----- Provided data

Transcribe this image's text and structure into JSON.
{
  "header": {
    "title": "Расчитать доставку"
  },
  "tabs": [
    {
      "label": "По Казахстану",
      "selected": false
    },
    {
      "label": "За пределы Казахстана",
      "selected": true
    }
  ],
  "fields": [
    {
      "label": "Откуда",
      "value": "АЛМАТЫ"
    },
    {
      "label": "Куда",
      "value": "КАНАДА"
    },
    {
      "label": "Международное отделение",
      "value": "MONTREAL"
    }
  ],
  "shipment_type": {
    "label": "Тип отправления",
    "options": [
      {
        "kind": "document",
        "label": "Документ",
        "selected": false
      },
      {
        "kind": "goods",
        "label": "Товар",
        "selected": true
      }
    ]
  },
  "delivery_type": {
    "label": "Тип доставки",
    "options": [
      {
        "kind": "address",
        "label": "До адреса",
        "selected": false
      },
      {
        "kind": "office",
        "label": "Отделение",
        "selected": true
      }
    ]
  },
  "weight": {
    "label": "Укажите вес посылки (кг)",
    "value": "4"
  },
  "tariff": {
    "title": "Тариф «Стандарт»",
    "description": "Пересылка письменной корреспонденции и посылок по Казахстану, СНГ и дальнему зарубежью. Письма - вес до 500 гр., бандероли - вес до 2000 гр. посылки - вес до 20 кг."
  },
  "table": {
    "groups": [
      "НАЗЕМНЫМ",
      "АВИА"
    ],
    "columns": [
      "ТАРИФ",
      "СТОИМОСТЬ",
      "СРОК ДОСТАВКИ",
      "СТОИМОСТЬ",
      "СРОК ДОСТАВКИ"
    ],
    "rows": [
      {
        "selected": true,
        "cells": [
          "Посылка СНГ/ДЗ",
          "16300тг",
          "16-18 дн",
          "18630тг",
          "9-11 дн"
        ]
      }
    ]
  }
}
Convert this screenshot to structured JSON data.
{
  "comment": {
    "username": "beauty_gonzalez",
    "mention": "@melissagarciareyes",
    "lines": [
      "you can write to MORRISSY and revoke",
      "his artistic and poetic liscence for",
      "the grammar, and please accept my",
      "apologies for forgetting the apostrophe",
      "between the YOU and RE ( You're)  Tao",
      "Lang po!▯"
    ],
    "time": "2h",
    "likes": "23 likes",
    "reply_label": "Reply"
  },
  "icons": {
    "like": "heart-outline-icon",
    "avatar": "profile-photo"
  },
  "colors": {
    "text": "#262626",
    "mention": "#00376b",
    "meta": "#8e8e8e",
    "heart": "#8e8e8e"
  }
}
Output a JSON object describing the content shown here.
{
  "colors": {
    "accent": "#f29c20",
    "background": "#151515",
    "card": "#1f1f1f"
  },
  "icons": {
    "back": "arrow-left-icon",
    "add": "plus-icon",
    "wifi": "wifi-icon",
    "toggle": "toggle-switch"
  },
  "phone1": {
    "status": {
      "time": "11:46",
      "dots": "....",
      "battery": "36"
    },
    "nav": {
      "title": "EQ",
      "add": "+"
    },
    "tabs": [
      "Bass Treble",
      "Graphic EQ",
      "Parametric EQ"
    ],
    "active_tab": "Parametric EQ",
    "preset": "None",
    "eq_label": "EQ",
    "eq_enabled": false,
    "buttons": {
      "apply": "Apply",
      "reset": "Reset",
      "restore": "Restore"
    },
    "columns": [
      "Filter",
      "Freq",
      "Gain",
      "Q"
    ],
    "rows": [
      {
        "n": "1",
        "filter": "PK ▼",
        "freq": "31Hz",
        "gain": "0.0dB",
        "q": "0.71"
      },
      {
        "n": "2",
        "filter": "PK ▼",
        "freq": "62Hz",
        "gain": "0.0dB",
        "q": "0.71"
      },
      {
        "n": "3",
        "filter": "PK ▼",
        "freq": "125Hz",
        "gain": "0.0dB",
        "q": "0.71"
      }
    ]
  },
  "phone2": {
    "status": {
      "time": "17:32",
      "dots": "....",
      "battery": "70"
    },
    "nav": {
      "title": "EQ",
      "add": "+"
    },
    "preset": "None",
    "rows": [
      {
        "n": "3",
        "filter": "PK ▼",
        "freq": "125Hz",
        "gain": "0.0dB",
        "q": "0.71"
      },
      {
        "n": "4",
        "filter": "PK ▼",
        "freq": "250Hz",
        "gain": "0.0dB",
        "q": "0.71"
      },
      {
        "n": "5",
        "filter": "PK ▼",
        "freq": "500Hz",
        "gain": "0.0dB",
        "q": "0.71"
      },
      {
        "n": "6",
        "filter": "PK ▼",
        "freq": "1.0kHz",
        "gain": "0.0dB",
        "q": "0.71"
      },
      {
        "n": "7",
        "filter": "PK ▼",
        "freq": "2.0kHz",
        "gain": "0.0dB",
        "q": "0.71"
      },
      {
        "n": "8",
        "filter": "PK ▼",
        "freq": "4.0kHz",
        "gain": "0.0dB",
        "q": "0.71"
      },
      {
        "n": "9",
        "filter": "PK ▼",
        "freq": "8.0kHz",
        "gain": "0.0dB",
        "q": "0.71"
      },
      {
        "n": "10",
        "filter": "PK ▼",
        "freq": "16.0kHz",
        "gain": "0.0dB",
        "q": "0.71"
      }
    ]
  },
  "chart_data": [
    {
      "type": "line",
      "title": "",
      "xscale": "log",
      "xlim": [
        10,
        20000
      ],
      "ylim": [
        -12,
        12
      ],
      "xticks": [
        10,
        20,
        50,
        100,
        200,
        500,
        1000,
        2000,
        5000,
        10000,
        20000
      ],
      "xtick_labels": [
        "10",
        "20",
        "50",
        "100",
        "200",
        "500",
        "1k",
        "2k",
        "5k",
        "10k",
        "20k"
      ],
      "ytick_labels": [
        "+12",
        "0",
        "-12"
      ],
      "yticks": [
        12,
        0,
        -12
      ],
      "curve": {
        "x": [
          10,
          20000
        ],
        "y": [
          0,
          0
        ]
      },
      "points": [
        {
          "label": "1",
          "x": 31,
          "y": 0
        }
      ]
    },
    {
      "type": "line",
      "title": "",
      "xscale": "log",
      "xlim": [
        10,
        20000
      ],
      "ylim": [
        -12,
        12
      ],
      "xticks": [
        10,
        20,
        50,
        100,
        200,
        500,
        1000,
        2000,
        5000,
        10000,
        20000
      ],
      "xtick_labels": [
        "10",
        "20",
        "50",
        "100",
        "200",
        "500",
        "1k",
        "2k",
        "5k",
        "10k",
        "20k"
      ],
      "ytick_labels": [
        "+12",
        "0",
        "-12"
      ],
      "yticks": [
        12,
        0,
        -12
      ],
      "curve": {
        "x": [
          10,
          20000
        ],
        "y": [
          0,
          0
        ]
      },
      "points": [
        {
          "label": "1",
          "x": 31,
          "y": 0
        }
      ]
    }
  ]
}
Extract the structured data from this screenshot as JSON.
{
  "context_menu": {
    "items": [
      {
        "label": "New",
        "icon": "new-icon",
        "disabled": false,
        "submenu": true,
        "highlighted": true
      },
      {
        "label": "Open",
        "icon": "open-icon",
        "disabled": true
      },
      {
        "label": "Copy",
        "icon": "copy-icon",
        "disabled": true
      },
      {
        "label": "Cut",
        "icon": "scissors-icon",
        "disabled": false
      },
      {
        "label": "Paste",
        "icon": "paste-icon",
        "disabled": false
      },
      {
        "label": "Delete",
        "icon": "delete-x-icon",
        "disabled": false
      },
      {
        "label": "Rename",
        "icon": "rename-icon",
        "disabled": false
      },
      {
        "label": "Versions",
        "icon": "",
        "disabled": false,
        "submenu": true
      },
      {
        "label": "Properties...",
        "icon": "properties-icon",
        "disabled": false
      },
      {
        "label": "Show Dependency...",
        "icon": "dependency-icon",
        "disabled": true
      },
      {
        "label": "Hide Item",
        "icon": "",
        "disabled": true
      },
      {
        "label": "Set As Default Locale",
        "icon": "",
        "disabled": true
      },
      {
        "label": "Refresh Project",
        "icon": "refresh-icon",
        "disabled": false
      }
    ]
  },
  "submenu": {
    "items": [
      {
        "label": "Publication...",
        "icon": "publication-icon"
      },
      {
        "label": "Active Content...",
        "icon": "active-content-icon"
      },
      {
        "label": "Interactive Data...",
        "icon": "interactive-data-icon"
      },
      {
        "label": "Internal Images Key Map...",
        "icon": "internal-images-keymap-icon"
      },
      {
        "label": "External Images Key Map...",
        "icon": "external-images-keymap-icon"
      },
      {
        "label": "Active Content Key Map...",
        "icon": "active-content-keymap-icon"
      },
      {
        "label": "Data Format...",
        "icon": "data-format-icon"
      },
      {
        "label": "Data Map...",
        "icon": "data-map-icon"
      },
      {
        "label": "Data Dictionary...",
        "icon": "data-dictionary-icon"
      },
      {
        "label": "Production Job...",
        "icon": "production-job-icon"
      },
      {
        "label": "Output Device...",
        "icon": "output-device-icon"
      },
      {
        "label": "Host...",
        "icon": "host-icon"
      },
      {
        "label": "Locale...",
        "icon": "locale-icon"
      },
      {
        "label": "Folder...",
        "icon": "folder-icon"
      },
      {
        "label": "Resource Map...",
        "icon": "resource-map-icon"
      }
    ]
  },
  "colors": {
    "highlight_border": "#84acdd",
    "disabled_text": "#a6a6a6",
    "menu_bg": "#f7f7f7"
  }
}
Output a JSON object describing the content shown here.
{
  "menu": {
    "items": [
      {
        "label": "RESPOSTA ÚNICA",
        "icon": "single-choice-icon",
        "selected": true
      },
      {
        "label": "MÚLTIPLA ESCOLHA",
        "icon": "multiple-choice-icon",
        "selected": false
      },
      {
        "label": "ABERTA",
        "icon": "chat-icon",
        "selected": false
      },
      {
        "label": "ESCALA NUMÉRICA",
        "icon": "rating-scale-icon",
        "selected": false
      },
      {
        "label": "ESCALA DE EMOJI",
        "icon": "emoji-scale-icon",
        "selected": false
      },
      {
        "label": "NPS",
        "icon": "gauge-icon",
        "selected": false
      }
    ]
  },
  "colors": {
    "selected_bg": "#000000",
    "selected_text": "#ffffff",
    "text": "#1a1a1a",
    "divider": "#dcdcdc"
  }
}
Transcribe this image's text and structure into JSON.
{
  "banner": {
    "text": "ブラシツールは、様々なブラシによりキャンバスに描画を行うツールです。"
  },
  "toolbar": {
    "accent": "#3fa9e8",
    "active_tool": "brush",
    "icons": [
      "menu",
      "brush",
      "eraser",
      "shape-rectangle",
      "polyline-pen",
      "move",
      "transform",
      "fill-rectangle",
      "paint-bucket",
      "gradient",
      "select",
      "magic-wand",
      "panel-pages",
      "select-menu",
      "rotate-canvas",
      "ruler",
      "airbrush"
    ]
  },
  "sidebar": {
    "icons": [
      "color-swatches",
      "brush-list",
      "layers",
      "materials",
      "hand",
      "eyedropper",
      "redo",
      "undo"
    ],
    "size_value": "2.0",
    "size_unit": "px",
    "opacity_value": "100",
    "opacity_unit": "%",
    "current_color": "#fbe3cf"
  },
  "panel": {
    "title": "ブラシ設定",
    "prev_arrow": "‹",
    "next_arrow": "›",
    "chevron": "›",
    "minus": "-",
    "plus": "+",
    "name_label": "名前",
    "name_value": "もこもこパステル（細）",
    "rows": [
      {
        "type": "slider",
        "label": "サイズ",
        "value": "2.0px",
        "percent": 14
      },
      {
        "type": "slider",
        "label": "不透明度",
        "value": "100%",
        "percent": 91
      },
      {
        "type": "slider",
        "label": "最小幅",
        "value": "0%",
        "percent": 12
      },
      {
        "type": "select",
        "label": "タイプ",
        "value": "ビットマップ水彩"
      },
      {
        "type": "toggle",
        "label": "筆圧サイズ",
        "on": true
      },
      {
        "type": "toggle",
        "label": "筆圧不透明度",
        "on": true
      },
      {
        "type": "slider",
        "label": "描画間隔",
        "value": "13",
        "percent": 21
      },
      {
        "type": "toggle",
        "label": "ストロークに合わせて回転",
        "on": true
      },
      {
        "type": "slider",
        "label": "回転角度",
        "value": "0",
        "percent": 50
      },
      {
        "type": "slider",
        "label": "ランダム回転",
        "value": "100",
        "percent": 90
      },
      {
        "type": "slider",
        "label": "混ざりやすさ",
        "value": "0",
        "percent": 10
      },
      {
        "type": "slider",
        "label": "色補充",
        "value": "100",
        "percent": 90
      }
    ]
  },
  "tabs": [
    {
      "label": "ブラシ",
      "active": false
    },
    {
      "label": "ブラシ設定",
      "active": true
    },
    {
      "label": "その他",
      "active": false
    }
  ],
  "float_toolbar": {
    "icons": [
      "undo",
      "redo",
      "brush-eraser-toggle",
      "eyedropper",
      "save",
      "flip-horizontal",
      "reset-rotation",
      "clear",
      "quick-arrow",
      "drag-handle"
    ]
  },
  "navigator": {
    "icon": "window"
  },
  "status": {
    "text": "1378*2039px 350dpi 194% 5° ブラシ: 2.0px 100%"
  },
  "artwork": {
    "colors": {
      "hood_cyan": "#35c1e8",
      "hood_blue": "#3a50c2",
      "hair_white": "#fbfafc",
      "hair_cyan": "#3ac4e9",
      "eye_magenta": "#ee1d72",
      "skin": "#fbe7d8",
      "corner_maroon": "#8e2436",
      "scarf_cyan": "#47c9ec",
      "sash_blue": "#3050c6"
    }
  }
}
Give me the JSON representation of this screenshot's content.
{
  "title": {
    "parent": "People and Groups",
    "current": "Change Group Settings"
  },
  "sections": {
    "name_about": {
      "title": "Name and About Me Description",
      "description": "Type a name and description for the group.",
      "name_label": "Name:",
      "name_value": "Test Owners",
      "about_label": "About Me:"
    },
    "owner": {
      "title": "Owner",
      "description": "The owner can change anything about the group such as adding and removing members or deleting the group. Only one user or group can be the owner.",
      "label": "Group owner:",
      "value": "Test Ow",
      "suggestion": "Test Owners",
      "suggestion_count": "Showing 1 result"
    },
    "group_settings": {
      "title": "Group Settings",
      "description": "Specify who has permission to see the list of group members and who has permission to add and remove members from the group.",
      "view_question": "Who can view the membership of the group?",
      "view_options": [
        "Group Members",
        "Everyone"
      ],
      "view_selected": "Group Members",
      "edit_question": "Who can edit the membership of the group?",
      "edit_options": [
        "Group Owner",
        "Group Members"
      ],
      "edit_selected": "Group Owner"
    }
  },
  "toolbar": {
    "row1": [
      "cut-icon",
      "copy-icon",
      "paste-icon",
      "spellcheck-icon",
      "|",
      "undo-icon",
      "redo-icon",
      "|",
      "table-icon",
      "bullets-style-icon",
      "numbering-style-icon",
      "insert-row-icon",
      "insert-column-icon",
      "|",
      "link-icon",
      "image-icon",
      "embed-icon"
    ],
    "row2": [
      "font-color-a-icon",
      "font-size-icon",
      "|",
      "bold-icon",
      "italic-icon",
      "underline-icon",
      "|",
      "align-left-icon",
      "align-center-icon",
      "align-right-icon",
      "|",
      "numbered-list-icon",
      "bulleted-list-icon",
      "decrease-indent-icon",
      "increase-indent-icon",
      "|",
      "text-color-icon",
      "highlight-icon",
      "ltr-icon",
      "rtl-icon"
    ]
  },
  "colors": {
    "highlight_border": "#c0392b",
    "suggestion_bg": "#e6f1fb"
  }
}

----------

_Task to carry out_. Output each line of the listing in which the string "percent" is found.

_Response to the exercise_.
        "percent": 14
        "percent": 91
        "percent": 12
        "percent": 21
        "percent": 50
        "percent": 90
        "percent": 10
        "percent": 90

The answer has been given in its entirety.